##### Records provided #####

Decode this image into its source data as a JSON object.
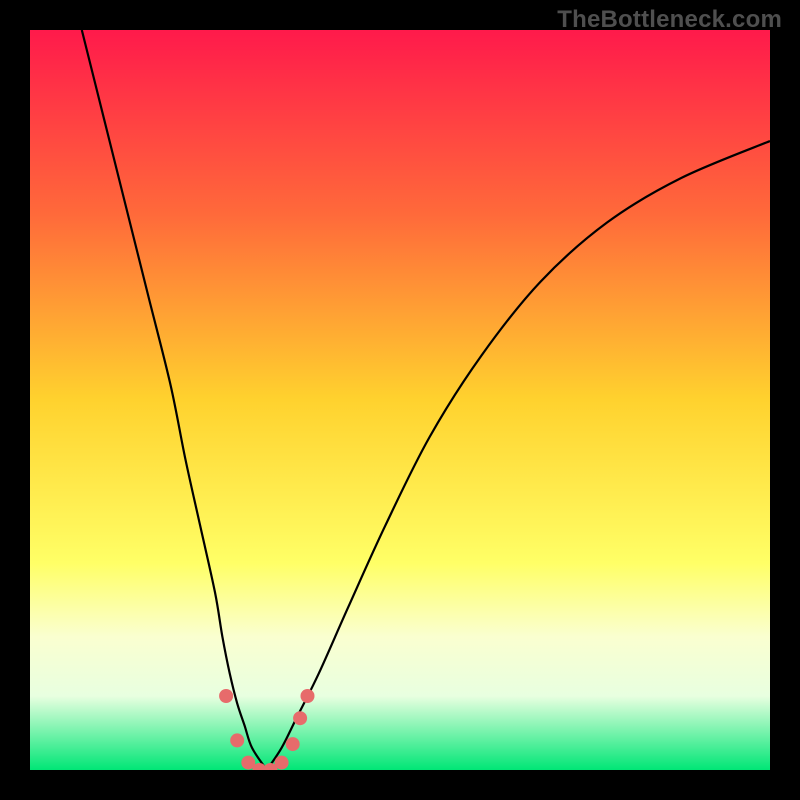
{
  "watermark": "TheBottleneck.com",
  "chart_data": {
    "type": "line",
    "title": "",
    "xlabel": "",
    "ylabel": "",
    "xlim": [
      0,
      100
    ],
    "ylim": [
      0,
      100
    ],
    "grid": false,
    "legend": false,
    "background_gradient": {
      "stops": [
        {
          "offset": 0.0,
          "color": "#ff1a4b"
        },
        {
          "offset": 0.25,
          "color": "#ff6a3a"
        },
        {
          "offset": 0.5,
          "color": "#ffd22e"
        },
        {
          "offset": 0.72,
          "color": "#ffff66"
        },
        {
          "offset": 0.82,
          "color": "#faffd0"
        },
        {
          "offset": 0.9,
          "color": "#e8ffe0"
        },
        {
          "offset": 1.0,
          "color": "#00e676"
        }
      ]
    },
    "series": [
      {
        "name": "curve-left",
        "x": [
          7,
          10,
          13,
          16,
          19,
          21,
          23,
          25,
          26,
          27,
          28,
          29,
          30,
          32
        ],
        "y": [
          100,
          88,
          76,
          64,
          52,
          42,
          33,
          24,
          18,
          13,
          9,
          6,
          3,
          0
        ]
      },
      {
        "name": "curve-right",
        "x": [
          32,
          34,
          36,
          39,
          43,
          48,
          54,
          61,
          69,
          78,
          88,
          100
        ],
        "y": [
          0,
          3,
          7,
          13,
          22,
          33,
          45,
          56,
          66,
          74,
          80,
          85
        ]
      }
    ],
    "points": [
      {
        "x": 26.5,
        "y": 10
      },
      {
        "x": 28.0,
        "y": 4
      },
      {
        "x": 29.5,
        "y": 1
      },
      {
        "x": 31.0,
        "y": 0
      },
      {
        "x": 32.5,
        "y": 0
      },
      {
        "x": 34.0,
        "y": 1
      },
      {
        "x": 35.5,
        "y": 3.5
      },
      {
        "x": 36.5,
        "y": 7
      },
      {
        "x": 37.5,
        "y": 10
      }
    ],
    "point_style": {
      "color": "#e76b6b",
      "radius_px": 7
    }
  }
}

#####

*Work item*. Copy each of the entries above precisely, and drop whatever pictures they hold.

*Response to this task*.
Decode this image into its source data as a JSON object.
{
  "watermark": "TheBottleneck.com",
  "chart_data": {
    "type": "line",
    "title": "",
    "xlabel": "",
    "ylabel": "",
    "xlim": [
      0,
      100
    ],
    "ylim": [
      0,
      100
    ],
    "grid": false,
    "legend": false,
    "background_gradient": {
      "stops": [
        {
          "offset": 0.0,
          "color": "#ff1a4b"
        },
        {
          "offset": 0.25,
          "color": "#ff6a3a"
        },
        {
          "offset": 0.5,
          "color": "#ffd22e"
        },
        {
          "offset": 0.72,
          "color": "#ffff66"
        },
        {
          "offset": 0.82,
          "color": "#faffd0"
        },
        {
          "offset": 0.9,
          "color": "#e8ffe0"
        },
        {
          "offset": 1.0,
          "color": "#00e676"
        }
      ]
    },
    "series": [
      {
        "name": "curve-left",
        "x": [
          7,
          10,
          13,
          16,
          19,
          21,
          23,
          25,
          26,
          27,
          28,
          29,
          30,
          32
        ],
        "y": [
          100,
          88,
          76,
          64,
          52,
          42,
          33,
          24,
          18,
          13,
          9,
          6,
          3,
          0
        ]
      },
      {
        "name": "curve-right",
        "x": [
          32,
          34,
          36,
          39,
          43,
          48,
          54,
          61,
          69,
          78,
          88,
          100
        ],
        "y": [
          0,
          3,
          7,
          13,
          22,
          33,
          45,
          56,
          66,
          74,
          80,
          85
        ]
      }
    ],
    "points": [
      {
        "x": 26.5,
        "y": 10
      },
      {
        "x": 28.0,
        "y": 4
      },
      {
        "x": 29.5,
        "y": 1
      },
      {
        "x": 31.0,
        "y": 0
      },
      {
        "x": 32.5,
        "y": 0
      },
      {
        "x": 34.0,
        "y": 1
      },
      {
        "x": 35.5,
        "y": 3.5
      },
      {
        "x": 36.5,
        "y": 7
      },
      {
        "x": 37.5,
        "y": 10
      }
    ],
    "point_style": {
      "color": "#e76b6b",
      "radius_px": 7
    }
  }
}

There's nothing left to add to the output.